====== Records for the task ======

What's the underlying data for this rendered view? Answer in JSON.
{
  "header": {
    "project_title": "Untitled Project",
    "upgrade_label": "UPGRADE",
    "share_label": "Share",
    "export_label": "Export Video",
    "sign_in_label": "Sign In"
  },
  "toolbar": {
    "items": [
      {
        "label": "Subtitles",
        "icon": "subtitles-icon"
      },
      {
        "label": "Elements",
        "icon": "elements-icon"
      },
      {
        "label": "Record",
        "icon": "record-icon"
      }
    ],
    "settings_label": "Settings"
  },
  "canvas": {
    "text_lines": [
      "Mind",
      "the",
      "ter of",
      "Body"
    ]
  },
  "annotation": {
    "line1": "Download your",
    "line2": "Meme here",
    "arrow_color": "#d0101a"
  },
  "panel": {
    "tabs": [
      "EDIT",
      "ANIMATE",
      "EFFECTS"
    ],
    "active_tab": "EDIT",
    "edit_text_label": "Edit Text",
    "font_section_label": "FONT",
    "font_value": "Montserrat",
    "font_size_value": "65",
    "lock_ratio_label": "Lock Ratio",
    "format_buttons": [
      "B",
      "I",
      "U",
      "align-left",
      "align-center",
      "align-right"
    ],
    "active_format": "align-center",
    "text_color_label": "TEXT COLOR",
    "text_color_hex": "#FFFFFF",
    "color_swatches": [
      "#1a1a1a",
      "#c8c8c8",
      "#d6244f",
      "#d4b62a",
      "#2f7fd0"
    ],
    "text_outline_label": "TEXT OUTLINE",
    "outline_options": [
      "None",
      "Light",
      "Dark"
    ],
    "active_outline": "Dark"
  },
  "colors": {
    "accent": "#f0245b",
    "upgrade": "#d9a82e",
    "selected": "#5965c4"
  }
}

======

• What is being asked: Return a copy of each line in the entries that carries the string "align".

• The answer:
      "align-left",
      "align-center",
      "align-right"
    "active_format": "align-center",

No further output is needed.